EXERCISE. Check every line below for the string "Model". Copy the ones that have it.

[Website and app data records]
# # #
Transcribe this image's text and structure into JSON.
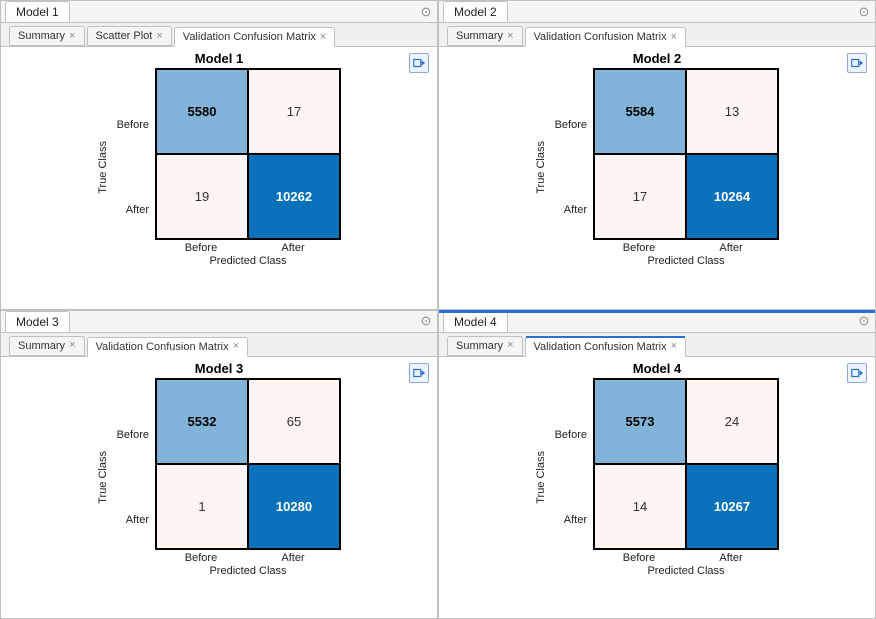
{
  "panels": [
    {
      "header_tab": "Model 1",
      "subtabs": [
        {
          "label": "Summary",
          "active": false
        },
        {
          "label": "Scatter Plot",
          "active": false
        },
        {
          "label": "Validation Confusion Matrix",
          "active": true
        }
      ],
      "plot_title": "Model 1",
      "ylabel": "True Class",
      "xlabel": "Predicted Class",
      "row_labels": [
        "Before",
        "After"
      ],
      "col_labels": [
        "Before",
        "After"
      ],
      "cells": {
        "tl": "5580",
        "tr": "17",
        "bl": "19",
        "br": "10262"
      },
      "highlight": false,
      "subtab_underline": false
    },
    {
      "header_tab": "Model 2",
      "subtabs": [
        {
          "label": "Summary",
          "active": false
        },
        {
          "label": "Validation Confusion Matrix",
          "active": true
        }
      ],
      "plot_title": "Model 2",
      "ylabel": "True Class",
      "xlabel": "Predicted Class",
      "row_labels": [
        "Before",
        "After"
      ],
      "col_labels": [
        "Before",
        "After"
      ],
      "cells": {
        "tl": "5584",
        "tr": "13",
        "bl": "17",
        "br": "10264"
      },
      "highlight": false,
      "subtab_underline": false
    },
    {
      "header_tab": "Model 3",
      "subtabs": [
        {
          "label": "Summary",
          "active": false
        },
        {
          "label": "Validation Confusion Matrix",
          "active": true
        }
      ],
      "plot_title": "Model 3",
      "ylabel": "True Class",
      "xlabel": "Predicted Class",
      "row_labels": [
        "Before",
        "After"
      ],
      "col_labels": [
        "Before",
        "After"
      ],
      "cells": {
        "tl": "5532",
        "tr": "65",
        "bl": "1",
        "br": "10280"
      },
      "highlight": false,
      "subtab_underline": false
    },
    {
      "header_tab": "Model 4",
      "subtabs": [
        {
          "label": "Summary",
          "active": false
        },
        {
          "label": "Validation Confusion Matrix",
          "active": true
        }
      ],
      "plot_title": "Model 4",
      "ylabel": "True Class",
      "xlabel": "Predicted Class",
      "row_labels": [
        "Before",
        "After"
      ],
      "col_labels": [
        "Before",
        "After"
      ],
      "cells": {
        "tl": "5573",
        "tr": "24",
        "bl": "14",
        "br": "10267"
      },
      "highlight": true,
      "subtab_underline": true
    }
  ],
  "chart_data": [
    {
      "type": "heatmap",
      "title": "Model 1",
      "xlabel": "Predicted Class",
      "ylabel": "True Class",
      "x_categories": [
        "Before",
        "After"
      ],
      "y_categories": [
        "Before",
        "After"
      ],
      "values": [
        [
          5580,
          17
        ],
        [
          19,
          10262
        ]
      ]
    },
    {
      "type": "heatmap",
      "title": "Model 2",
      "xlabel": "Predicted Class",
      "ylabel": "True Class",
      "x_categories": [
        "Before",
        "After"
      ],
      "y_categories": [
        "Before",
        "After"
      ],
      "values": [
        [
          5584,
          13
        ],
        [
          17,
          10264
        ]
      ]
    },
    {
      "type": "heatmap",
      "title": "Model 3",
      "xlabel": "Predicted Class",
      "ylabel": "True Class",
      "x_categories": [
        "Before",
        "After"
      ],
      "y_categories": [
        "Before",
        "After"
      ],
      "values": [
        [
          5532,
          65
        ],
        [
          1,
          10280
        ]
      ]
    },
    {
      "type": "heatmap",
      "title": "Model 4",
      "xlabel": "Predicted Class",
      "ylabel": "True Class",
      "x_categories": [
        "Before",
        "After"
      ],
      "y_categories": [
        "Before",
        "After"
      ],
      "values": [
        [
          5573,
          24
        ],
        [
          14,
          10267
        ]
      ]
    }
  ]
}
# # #
SOLVED PROBLEM.
      "header_tab": "Model 1",
      "plot_title": "Model 1",
      "header_tab": "Model 2",
      "plot_title": "Model 2",
      "header_tab": "Model 3",
      "plot_title": "Model 3",
      "header_tab": "Model 4",
      "plot_title": "Model 4",
      "title": "Model 1",
      "title": "Model 2",
      "title": "Model 3",
      "title": "Model 4",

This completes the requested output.